(Exercise goal)
What is the number of lines in this listing that include the string "uruguay"? Answer with that number by itself.

[Start of Attachment]

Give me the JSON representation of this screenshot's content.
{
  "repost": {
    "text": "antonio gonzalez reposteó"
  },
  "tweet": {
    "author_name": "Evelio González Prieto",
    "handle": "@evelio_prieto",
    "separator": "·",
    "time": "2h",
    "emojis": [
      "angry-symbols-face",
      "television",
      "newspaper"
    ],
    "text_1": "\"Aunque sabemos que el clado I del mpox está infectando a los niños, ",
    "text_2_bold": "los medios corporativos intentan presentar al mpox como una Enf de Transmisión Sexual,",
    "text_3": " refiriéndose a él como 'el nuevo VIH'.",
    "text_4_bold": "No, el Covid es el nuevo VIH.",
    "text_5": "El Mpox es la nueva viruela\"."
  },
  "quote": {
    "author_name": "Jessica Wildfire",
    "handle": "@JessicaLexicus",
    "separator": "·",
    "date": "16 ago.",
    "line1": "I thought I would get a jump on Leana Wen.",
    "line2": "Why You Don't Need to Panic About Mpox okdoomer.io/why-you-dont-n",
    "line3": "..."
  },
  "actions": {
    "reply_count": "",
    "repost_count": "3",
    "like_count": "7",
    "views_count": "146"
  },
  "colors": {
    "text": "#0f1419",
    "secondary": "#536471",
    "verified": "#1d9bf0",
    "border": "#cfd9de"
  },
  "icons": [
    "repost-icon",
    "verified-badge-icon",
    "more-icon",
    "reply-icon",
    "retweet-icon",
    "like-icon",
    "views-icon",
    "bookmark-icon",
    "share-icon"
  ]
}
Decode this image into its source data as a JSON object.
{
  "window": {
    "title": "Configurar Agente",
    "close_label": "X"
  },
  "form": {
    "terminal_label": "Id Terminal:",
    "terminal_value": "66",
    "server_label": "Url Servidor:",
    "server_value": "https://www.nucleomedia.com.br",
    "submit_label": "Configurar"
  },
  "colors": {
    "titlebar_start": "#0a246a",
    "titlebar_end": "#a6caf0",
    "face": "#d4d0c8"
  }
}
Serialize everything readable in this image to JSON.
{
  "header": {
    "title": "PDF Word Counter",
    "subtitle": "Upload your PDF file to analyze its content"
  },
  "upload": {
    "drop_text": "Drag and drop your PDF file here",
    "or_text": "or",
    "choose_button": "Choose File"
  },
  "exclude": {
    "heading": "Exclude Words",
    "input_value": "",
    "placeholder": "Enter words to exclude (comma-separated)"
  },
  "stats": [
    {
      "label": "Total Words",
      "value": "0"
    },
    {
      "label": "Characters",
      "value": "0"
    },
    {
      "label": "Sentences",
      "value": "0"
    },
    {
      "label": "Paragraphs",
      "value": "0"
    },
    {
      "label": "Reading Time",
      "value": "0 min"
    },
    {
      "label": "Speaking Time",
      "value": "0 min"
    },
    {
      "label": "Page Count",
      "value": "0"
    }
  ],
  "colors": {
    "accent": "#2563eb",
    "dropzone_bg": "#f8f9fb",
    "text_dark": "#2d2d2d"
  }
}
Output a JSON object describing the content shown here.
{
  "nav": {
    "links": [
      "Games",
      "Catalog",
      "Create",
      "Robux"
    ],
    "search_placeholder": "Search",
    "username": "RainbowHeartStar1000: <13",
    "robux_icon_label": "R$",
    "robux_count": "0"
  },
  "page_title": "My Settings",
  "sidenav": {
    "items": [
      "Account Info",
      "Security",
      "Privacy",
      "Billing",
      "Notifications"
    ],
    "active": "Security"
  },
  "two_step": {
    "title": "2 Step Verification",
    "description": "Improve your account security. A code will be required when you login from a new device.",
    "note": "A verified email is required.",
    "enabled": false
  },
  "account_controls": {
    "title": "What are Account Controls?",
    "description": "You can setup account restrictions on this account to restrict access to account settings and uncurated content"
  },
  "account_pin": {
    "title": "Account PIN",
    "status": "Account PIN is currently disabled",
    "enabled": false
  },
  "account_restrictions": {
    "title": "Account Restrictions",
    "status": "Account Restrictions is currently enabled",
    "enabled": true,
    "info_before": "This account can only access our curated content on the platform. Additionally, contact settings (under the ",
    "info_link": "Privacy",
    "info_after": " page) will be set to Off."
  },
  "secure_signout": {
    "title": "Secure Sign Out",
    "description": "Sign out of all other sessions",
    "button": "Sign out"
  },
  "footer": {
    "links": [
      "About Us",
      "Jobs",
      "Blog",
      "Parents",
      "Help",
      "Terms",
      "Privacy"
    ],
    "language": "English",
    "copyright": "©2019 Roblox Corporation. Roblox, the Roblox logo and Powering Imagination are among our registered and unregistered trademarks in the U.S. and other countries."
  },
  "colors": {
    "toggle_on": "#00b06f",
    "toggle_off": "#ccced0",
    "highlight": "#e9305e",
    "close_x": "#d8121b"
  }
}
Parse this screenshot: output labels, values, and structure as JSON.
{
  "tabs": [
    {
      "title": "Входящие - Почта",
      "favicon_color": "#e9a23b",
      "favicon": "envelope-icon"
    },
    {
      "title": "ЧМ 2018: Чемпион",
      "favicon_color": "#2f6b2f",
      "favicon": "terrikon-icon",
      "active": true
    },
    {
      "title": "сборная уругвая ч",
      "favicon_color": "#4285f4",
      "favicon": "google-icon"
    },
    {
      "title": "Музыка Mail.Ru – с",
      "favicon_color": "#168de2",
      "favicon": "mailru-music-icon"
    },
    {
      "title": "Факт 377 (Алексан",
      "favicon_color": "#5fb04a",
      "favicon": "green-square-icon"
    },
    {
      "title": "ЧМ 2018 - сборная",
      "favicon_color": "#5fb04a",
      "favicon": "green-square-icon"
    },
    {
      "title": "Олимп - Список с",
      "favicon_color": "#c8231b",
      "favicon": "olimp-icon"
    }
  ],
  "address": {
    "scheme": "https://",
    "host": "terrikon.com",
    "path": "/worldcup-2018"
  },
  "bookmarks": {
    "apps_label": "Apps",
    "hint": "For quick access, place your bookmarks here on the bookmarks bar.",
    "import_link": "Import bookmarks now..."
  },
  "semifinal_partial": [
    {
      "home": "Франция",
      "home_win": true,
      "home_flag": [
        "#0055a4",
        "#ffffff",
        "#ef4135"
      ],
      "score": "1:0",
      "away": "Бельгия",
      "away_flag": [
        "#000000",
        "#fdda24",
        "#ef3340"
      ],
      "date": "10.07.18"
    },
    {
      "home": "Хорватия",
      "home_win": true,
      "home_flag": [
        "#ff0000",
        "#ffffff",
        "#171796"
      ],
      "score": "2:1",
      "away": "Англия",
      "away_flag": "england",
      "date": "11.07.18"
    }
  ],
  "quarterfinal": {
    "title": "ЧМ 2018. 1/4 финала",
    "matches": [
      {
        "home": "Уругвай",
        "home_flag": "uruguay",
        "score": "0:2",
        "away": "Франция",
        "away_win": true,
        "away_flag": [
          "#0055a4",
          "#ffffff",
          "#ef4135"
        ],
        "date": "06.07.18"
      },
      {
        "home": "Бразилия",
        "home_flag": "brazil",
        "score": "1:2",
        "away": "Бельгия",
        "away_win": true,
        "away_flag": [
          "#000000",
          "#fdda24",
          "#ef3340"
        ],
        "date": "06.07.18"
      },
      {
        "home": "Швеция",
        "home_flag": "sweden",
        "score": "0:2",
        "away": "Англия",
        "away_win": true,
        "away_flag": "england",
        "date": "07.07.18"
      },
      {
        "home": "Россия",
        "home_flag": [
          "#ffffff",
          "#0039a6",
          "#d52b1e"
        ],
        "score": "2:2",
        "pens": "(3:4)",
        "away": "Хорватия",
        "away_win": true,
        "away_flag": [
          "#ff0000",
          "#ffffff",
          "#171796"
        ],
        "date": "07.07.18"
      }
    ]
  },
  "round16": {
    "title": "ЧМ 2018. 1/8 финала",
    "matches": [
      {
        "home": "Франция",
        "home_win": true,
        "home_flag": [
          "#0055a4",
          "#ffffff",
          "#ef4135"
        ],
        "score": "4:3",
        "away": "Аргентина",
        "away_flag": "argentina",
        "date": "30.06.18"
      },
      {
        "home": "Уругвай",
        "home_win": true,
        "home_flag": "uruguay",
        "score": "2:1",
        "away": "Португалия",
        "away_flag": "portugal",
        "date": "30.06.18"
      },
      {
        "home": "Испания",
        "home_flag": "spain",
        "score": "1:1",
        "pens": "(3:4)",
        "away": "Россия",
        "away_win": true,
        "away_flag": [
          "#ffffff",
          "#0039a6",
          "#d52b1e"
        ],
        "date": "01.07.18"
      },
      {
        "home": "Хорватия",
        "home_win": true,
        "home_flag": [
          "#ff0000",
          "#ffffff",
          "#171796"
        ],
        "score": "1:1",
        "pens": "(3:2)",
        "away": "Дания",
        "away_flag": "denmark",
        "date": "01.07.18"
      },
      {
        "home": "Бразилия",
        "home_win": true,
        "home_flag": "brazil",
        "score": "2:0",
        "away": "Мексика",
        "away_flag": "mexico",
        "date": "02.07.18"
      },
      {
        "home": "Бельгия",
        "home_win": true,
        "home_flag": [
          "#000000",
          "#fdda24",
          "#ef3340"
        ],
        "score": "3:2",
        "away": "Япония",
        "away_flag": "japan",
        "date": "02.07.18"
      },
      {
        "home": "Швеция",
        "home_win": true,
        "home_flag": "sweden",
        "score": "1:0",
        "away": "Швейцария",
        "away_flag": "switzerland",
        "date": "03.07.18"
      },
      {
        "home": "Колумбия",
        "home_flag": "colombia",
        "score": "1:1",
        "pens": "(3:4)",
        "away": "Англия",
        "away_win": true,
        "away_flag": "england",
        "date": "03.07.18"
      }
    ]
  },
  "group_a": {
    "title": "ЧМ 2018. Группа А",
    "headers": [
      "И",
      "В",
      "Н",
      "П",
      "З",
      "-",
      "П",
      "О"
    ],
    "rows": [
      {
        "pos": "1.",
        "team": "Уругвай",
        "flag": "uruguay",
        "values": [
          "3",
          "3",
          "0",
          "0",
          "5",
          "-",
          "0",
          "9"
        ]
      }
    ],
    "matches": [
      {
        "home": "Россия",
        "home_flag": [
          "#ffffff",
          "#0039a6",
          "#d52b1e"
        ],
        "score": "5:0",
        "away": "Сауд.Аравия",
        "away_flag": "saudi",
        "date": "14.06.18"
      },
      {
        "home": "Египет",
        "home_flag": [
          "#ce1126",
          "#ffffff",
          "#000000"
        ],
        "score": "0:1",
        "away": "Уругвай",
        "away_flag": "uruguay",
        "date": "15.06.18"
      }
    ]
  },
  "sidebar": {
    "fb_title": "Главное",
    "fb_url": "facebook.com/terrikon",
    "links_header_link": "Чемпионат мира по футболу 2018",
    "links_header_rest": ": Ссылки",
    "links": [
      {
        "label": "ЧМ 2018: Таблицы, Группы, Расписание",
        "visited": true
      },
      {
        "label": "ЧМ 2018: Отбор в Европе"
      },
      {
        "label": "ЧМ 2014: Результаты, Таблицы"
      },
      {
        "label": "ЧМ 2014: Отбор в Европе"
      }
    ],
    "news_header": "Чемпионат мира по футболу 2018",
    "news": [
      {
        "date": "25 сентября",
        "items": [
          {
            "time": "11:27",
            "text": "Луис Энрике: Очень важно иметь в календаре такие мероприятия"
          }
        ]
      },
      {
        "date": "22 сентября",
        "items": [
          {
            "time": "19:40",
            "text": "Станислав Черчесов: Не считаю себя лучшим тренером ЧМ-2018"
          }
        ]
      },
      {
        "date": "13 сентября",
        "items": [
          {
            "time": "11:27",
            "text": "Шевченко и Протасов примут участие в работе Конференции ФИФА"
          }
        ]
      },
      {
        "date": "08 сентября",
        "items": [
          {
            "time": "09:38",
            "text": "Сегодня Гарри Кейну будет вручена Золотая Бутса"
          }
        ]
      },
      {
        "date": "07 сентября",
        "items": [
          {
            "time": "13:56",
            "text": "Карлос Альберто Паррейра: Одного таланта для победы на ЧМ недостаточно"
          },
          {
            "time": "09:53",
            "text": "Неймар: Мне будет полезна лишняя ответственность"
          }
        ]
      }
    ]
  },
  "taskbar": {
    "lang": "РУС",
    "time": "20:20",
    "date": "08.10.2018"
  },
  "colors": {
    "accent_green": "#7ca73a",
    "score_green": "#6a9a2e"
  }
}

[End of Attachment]

(Answer to this task)
4